Duncan had another appointment with the dentist this morning. Lady and Thomas have both started school now (more on that later- but it's going well) so it was just the two of us. The 1st time we were at that dentist it was a huge struggle to get him in the building. He stood outside crying for ages while I tried to reason with him. We made it into the waiting room where The Tweenies was playing on a tv, henceforth that room was known as "The Tweenies Room." Duncan utterly refused to leave the room so the dentist came to him and after Thomas modelled the procedure, Duncan consented to allow the dentist a brief glimpse inside his mouth right there. On the next visit he made it to the examination room but not onto the chair, though he did enjoy moving the stuffed dinosaur with the big teeth up and down on the chair. Then the dentist got another kick look but didn't see much. Today however Duncan was an absolute star. We entered the Tweenies Room and he dashed about a bit checking out the books and wall posters, seemed pleased that there was no smoking allowed, then got ready to leave again. An old woman and a younger man, probably her son, arrived. The man might well have been autistic himself. Duncan was restless and I said several times, "we will wait."
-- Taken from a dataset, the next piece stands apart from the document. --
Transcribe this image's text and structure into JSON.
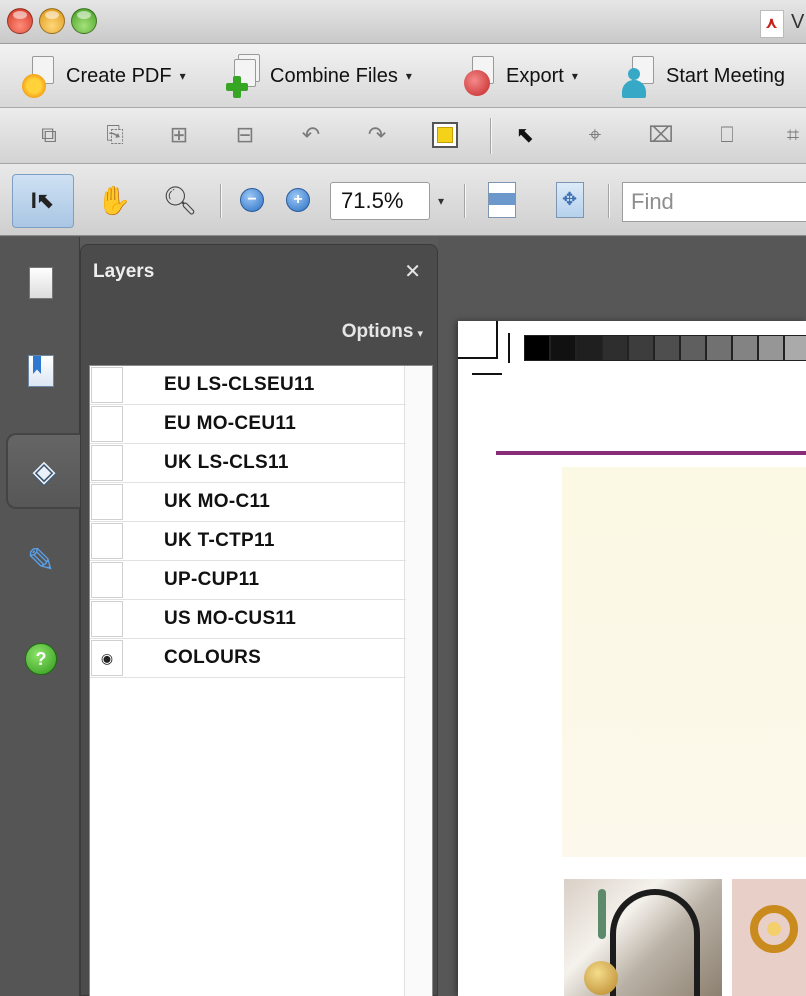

"I can't wait!"
"Look at the door, read the sign. This is a waiting room."
He read it and seemed a bit happier to do what the sign said, for a while at least. He got ready to move again and I said, "wait for a little while. The dentist will be ready soon."
Duncan replied softly, "I don't want to wait. Listen to me, pal!"
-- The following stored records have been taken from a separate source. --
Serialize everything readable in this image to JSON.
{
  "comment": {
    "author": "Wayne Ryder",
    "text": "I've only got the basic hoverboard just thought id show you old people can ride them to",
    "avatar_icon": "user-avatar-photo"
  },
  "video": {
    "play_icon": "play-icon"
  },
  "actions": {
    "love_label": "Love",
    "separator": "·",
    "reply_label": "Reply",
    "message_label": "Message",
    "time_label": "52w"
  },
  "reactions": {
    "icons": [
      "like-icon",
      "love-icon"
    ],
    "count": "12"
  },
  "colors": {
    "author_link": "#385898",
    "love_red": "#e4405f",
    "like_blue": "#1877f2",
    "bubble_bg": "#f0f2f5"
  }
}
I just asked him about the book he had picked up. The woman most have had very acute hearing as she snorted a bit then said, "oh, that's a strange thing to say."
Now was thinking that her sticking her nose in was strange, but reasoned that she might not have known better and said, "it's a phrase he picked up from a video. He doesn't know what it means." (I regret saying that with him right beside me now.)
"Well one thing I will say, in my day we respected our parents."
"That's nice. He respects me and I respect him too."
We were called to the dentist then. I suppose I should be glad she only felt it was her right to comment on my son's words and wasn't tempted to stick a pen into his or my eye unlike the wish expressed by a "home-schooling" mother I read about on Liz's blog. This "christian" (I won't capitalise the word, this woman doesn't deserve it) clearly hasn't heard about "suffer the little children." It's hard to believe she could possibly be so ignorant about autism as she obviously is for unless she's living as part of an able-bodied people only cult, she surely knows of other non-school educated families with autistic children; there's loads of us out there!
But forget her, my boy did well today, Lady and Thomas are settling and happy in their new school, I'm off to Galway for the weekend. It's going to be just fine.